Historic Davidge Hall was the site of Match Day festivities on March 17, 2011, when the School of Medicine's graduating class members discovered where they'll pursue the next step in their medical careers.
Held at the same time in medical schools around the country, Match Day is when fourth-year medical students find out the residency program into which they have been accepted.
The National Resident Matching Program conducts the match nationwide, using a computer algorithm that aligns the preferences of applicants with the preferences of residency programs in order to fill thousands of training positions available at U.S. teaching hospitals.
The torturous process takes more than an hour, with names called randomly as each envelope is pulled from a chest.
Ethan Bassett brought a little fun to the suspense by adding musical cues as each of his classmates made his/her way up to the podium, the most popular being the theme from Jaws and the Come on down music from "The Price is Right."

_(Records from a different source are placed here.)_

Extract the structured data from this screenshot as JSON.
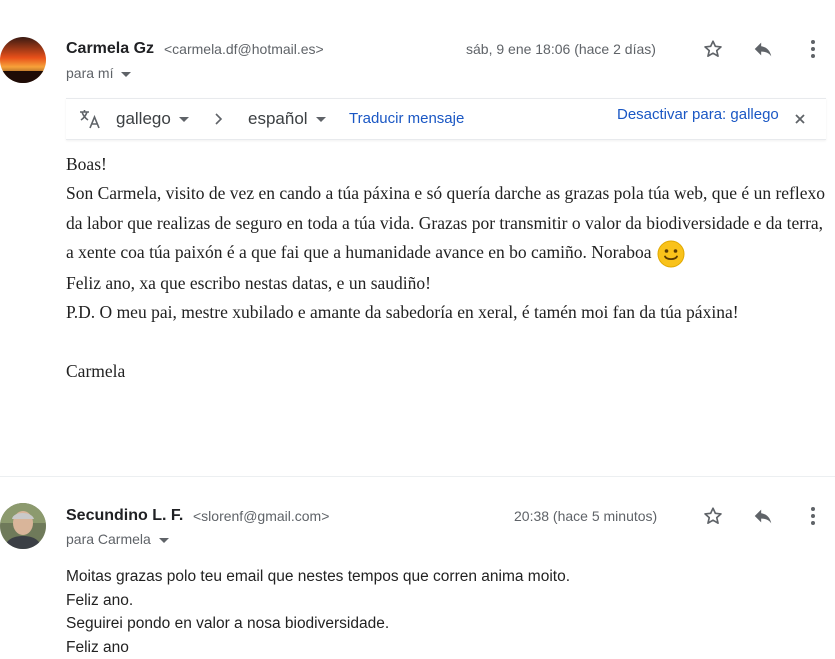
{
  "message1": {
    "sender_name": "Carmela Gz",
    "sender_email": "<carmela.df@hotmail.es>",
    "date": "sáb, 9 ene 18:06 (hace 2 días)",
    "to": "para mí",
    "translate": {
      "source_lang": "gallego",
      "target_lang": "español",
      "translate_link": "Traducir mensaje",
      "disable_link": "Desactivar para: gallego"
    },
    "body": [
      "Boas!",
      "Son Carmela, visito de vez en cando a túa páxina e só quería darche as grazas pola túa web, que é un reflexo da labor que realizas de seguro en toda a túa vida. Grazas por transmitir o valor da biodiversidade e da terra, a xente coa túa paixón é a que fai que a humanidade avance en bo camiño. Noraboa",
      "Feliz ano, xa que escribo nestas datas, e un saudiño!",
      "P.D. O meu pai, mestre xubilado e amante da sabedoría en xeral, é tamén moi fan da túa páxina!",
      "",
      "Carmela"
    ]
  },
  "message2": {
    "sender_name": "Secundino L. F.",
    "sender_email": "<slorenf@gmail.com>",
    "date": "20:38 (hace 5 minutos)",
    "to": "para Carmela",
    "body": [
      "Moitas grazas polo teu email que nestes tempos que corren anima moito.",
      "Feliz ano.",
      "Seguirei pondo en valor a nosa biodiversidade.",
      "Feliz ano"
    ]
  },
  "icons": [
    "star-icon",
    "reply-icon",
    "more-vert-icon",
    "translate-icon",
    "chevron-right-icon",
    "close-icon",
    "smile-emoji"
  ],
  "colors": {
    "link": "#1a57c4",
    "text": "#202124",
    "muted": "#5f6368"
  }
}
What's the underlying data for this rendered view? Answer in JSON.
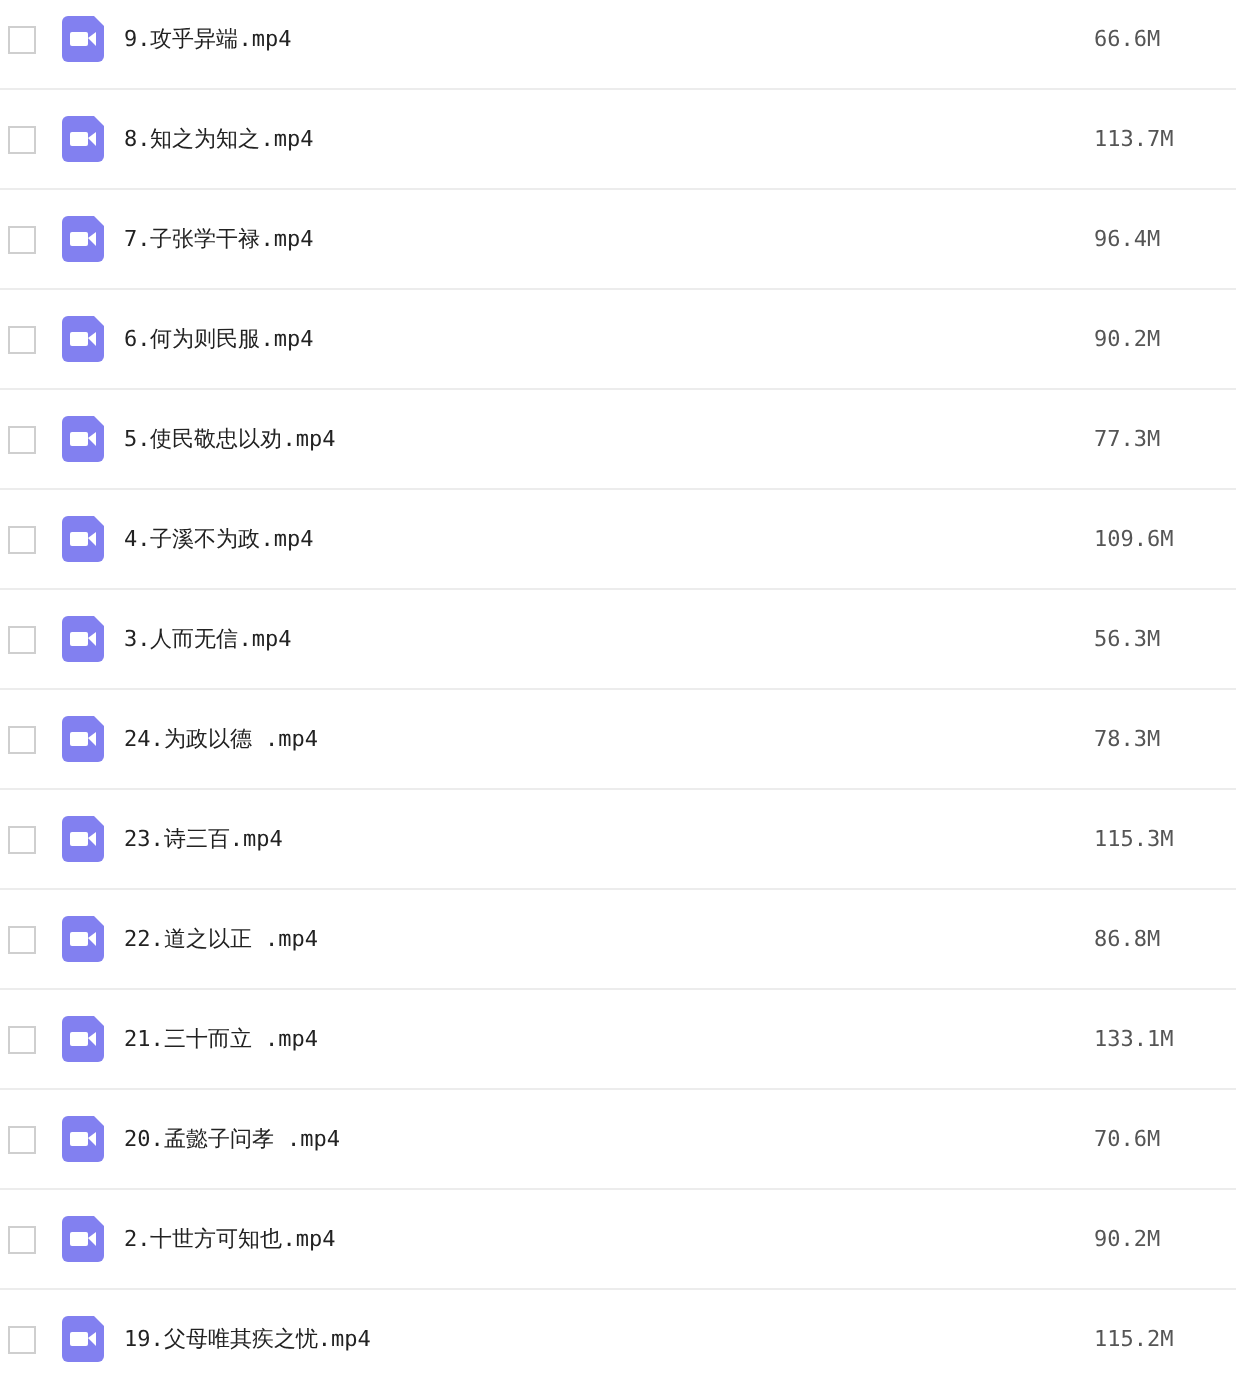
{
  "files": [
    {
      "name": "9.攻乎异端.mp4",
      "size": "66.6M",
      "checked": false
    },
    {
      "name": "8.知之为知之.mp4",
      "size": "113.7M",
      "checked": false
    },
    {
      "name": "7.子张学干禄.mp4",
      "size": "96.4M",
      "checked": false
    },
    {
      "name": "6.何为则民服.mp4",
      "size": "90.2M",
      "checked": false
    },
    {
      "name": "5.使民敬忠以劝.mp4",
      "size": "77.3M",
      "checked": false
    },
    {
      "name": "4.子溪不为政.mp4",
      "size": "109.6M",
      "checked": false
    },
    {
      "name": "3.人而无信.mp4",
      "size": "56.3M",
      "checked": false
    },
    {
      "name": "24.为政以德 .mp4",
      "size": "78.3M",
      "checked": false
    },
    {
      "name": "23.诗三百.mp4",
      "size": "115.3M",
      "checked": false
    },
    {
      "name": "22.道之以正 .mp4",
      "size": "86.8M",
      "checked": false
    },
    {
      "name": "21.三十而立 .mp4",
      "size": "133.1M",
      "checked": false
    },
    {
      "name": "20.孟懿子问孝 .mp4",
      "size": "70.6M",
      "checked": false
    },
    {
      "name": "2.十世方可知也.mp4",
      "size": "90.2M",
      "checked": false
    },
    {
      "name": "19.父母唯其疾之忧.mp4",
      "size": "115.2M",
      "checked": false
    }
  ]
}
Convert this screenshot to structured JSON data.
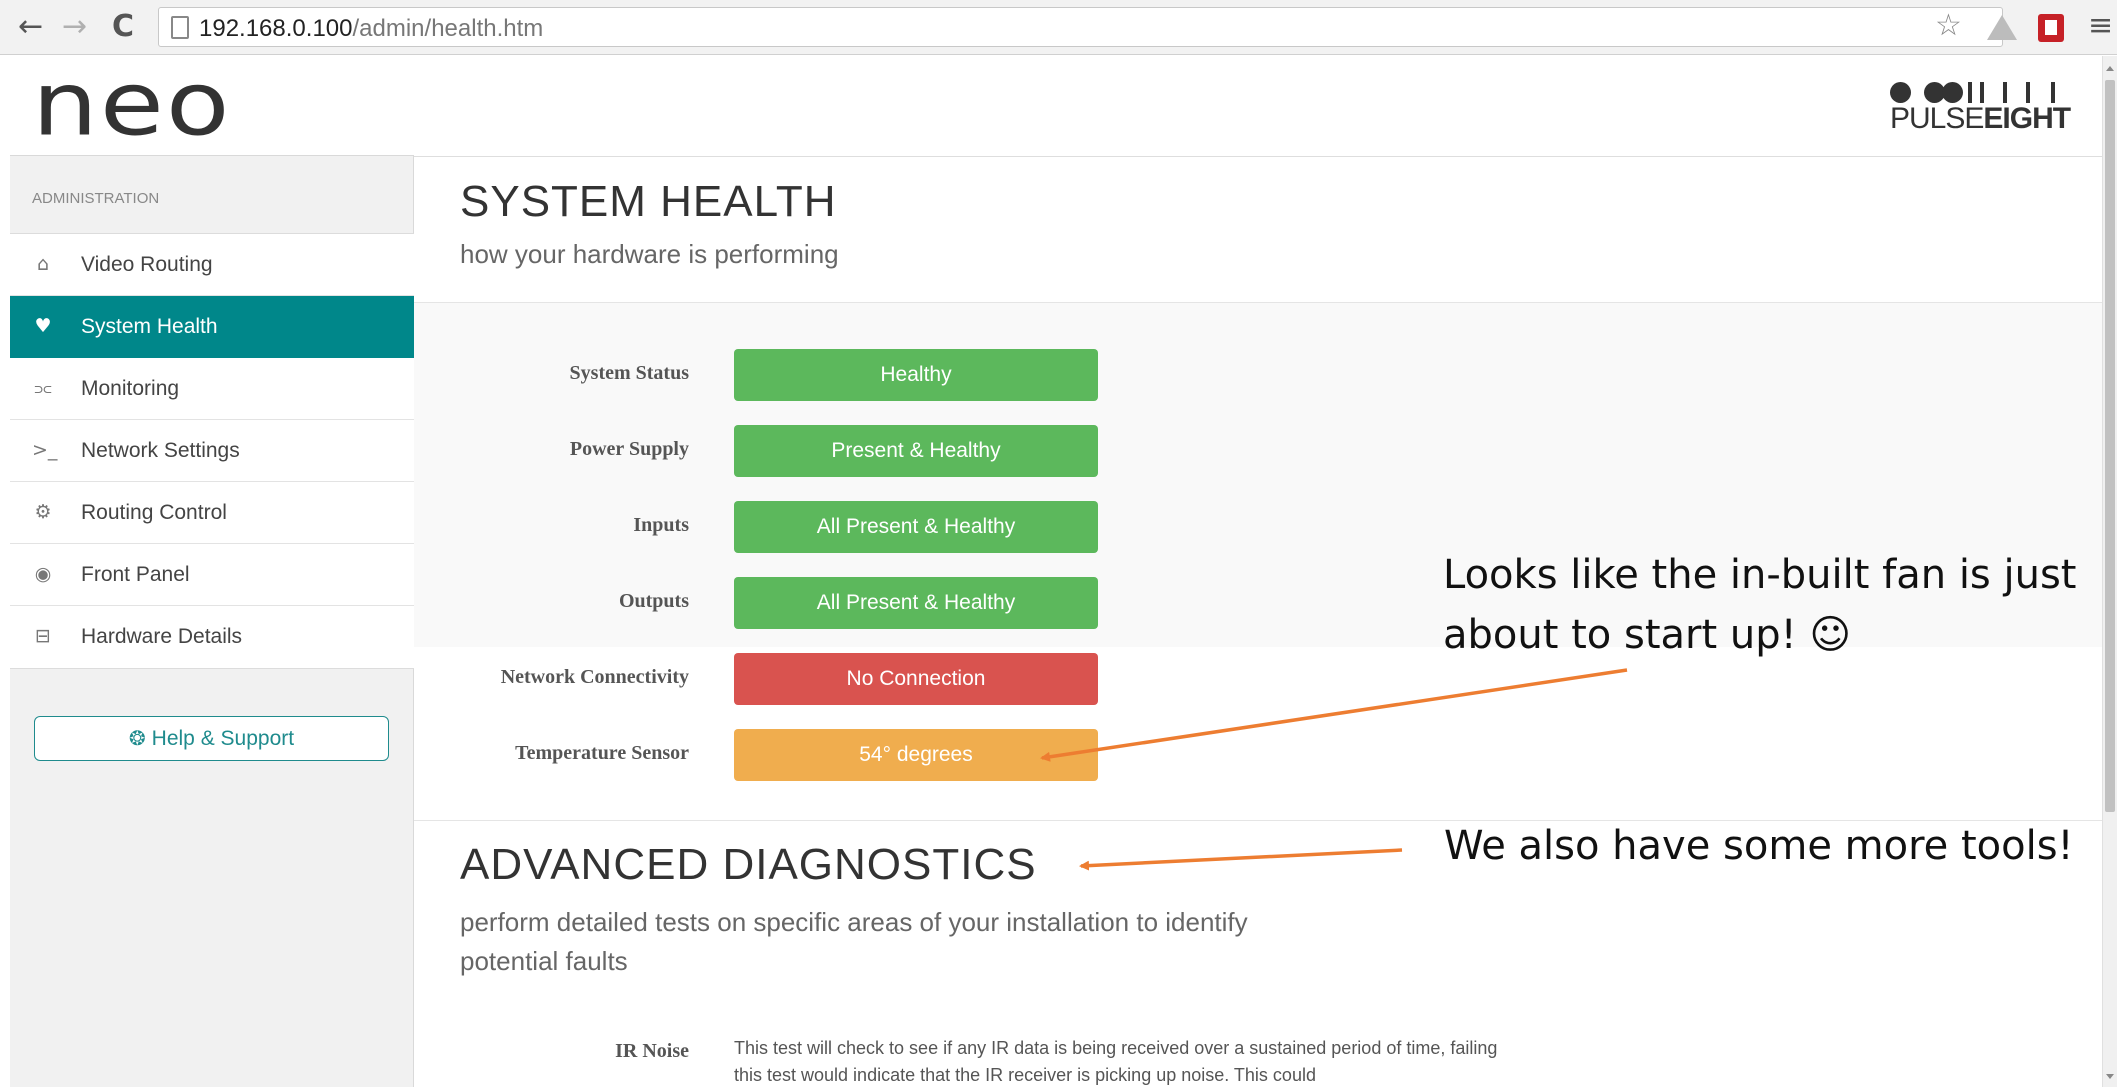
{
  "browser": {
    "url_host": "192.168.0.100",
    "url_path": "/admin/health.htm",
    "back_icon": "←",
    "forward_icon": "→",
    "reload_icon": "C",
    "star_icon": "☆",
    "menu_icon": "≡"
  },
  "app": {
    "logo": "neo",
    "brand_light": "PULSE",
    "brand_bold": "EIGHT"
  },
  "sidebar": {
    "section_label": "ADMINISTRATION",
    "items": [
      {
        "label": "Video Routing",
        "icon": "⌂"
      },
      {
        "label": "System Health",
        "icon": "♥"
      },
      {
        "label": "Monitoring",
        "icon": "⫗"
      },
      {
        "label": "Network Settings",
        "icon": ">_"
      },
      {
        "label": "Routing Control",
        "icon": "⚙"
      },
      {
        "label": "Front Panel",
        "icon": "◉"
      },
      {
        "label": "Hardware Details",
        "icon": "⊟"
      }
    ],
    "help_label": "Help & Support",
    "help_icon": "❂"
  },
  "main": {
    "title": "SYSTEM HEALTH",
    "subtitle": "how your hardware is performing",
    "statuses": [
      {
        "label": "System Status",
        "value": "Healthy",
        "color": "#5cb85c"
      },
      {
        "label": "Power Supply",
        "value": "Present & Healthy",
        "color": "#5cb85c"
      },
      {
        "label": "Inputs",
        "value": "All Present & Healthy",
        "color": "#5cb85c"
      },
      {
        "label": "Outputs",
        "value": "All Present & Healthy",
        "color": "#5cb85c"
      },
      {
        "label": "Network Connectivity",
        "value": "No Connection",
        "color": "#d9534f"
      },
      {
        "label": "Temperature Sensor",
        "value": "54° degrees",
        "color": "#f0ad4e"
      }
    ],
    "advanced_title": "ADVANCED DIAGNOSTICS",
    "advanced_subtitle": "perform detailed tests on specific areas of your installation to identify potential faults",
    "ir_label": "IR Noise",
    "ir_description": "This test will check to see if any IR data is being received over a sustained period of time, failing this test would indicate that the IR receiver is picking up noise. This could"
  },
  "annotations": {
    "fan_line1": "Looks like the in-built fan is just",
    "fan_line2": "about to start up! ☺",
    "tools": "We also have some more tools!",
    "arrow_color": "#ed7d31"
  }
}
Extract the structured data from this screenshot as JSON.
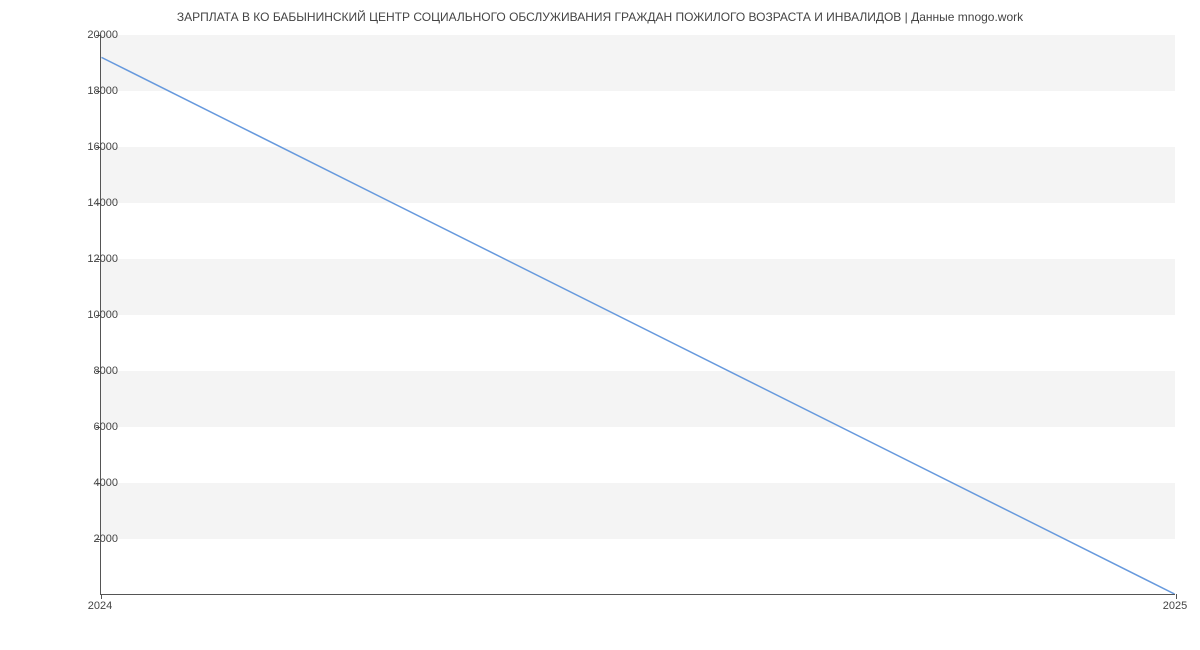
{
  "chart_data": {
    "type": "line",
    "title": "ЗАРПЛАТА В КО БАБЫНИНСКИЙ ЦЕНТР СОЦИАЛЬНОГО ОБСЛУЖИВАНИЯ ГРАЖДАН ПОЖИЛОГО ВОЗРАСТА И ИНВАЛИДОВ | Данные mnogo.work",
    "x": [
      2024,
      2025
    ],
    "values": [
      19200,
      0
    ],
    "x_ticks": [
      2024,
      2025
    ],
    "y_ticks": [
      2000,
      4000,
      6000,
      8000,
      10000,
      12000,
      14000,
      16000,
      18000,
      20000
    ],
    "xlim": [
      2024,
      2025
    ],
    "ylim": [
      0,
      20000
    ],
    "line_color": "#6699dd",
    "band_color": "#f4f4f4"
  }
}
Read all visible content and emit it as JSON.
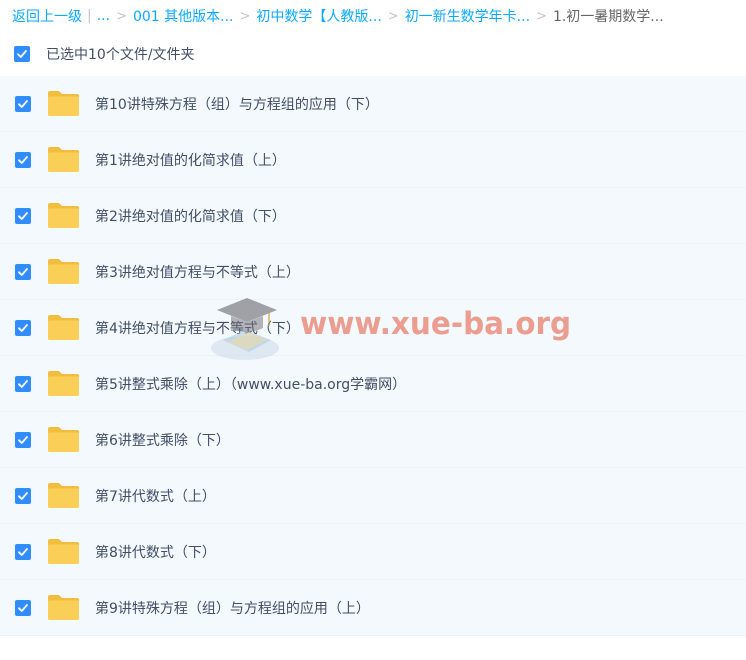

Laura Park was the last one to receive an envelope. As a reward for her patience, she won a Maryland-themed piggy bank into which each student had put a monetary donation before accepting their Match letters. This money is traditionally used for an after-Match celebration.
This year, School of Medicine students matched at 85 hospitals in 28 states (up from 72 hospitals in 24 states last year). Only 28 percent of the class will be staying in Maryland to train, many at the University of Maryland Medical Center, including the president of the Class of 2011, Chris Lemon. "I'm staying here for Emergency Medicine-Pediatrics," Lemon said after opening his envelope.
Others, like Laura Caputo and Nancy Lentz, will be heading south. "I matched at Duke, internal medicine," said a still-stunned Caputo. "We're going to North Carolina!" exclaimed Lentz, bouncing her 2-year-old daughter on her hip as she celebrated landing a residency at Duke as well.
Elizabeth Urban chose not to tear open her envelope at the ceremony. "I wanted something a little more personal," she explained. "I have a lot of family waiting for me to open it with them."